…ion is given that doesn't indicate Access/Jet (Fixes #332)
… classes that use single table inheritance Before, only the model class that loaded the single_table_inheritance plugin had the logic to return instances of subclasses. This copies that logic into subclasses, so that if you load all instances of a subclass, it can return instances of subsubclasses. Thanks to Max Aller on sequel-talk for pointing out this bug.
At least PostgreSQL doesn't allow schemas to be used when creating temporary tables.
…n_of On ruby 1.9, non-numeric ranges (such as date ranges) are treated differently than 1.8 in regards to include?. In 1.8 include? just checked against the beginning and end of the range, now it checks each object in the range to see if it matches. The 1.8 include? behavior is now known as cover?. This is a simple switch to use cover? if available, and fallback to include? if not.

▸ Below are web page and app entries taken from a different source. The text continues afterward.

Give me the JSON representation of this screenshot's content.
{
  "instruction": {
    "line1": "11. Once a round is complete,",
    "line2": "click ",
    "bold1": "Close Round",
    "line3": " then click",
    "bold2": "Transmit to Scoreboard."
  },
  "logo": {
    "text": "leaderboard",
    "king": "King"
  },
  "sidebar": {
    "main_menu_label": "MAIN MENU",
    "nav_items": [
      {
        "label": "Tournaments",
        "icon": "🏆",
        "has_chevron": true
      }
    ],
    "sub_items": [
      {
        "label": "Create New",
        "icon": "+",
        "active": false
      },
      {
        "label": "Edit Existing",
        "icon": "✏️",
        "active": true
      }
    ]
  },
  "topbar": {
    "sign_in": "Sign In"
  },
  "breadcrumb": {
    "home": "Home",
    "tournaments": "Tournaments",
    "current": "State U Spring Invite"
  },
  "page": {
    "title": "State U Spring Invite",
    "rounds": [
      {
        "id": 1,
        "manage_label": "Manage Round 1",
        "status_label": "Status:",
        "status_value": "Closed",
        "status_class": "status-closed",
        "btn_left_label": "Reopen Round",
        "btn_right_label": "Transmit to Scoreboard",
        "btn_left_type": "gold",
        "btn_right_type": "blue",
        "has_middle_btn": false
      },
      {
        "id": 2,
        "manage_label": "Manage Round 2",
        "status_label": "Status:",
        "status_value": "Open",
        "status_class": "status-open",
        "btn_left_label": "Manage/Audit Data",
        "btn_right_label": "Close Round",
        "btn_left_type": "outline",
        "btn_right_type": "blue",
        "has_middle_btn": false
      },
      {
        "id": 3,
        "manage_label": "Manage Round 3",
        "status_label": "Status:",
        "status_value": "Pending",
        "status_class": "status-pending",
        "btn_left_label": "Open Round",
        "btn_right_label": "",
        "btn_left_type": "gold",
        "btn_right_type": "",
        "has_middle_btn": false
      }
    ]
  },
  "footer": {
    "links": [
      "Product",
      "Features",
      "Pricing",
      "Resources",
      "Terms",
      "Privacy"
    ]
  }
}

…rectly on H2 and possibly Oracle Before, Sequel had a default order that it used for column definitions. The columns options used UNIQUE, then NULL/NOT NULL, then DEFAULT. However, that is not valid SQL92. In SQL92, DEFAULT always comes before NULL/NOT NULL and UNIQUE (which are constraints). While it may not be strictly necessary, I decided to break up the column_definition_sql method into smaller parts with a configurable order, similar to how dataset queries are built. While MySQL appears to work with the new default order, based on the MySQL documentation, NULL/NOT NULL comes before default, so I decided to change the order on MySQL (maybe older versions of MySQL enforce it?). This passes on SQLite, MySQL, PostgreSQL, MSSQL, and H2. I'd greatly appreciate testing on other databases. Part of the reason for this change is that Oracle also requires that the SQL92 behavior of defaults being specified before constraints.
…wing others down Rubinius seems to require a longer sleep on the connection pool spec in order to work correctly. This makes rubinius sleep 30 times longer in that spec. Hopefully this will reduce the frequency of false positives.
…is not a tty Previously, unless the -m, -C, -d, or -D options was given, bin/sequel always gave an IRB prompt. This changes that behavior so that if any arguments are present, they are interpreted as filenames and are loaded. Also, if $stdin is not a tty, it is read from and evaled. These changes make bin/sequel operate more like a standard *nix program. For recent Linux users, this also means you can have a shebang line such as: #!/usr/bin/sequel postgres://user:pass@host/db to create a self contained script, where you can have ruby code in the script, with the DB constant already set. This is because recent Linux versions (since 2.6.28) support recursion in the #! handling.
Previously, -r files would be loaded before the DB constant was established. Now, it holds the information in the same data structure as the -L option, which enables it to be loaded in the same order. So if you specify -L before -r, the -L dir will be loaded before the -r dir is required, and vice versa.
…are used Previously, the -L option would not be loaded if one of the above options was used.
…methods Before Model.plugin was special, since it was defined directly on the class. Now, it is defined in ClassMethods instead. This will allow plugins to alter the plugin method itself. For example, you could now have a plugin that changes the behavior of future plugins.
…ruby running on *nix Before, the only real way to connect to MSSQL from a C based ruby on *nix was to use the ODBC adapter with unixodbc and freetds. I've heard it's a big pain to set up, and never attempted to do so myself. Fortunately, tiny_tds was released recently and makes it simple. Thanks to metaskills from the tiny_tds project for making changes to tiny_tds to better support Sequel.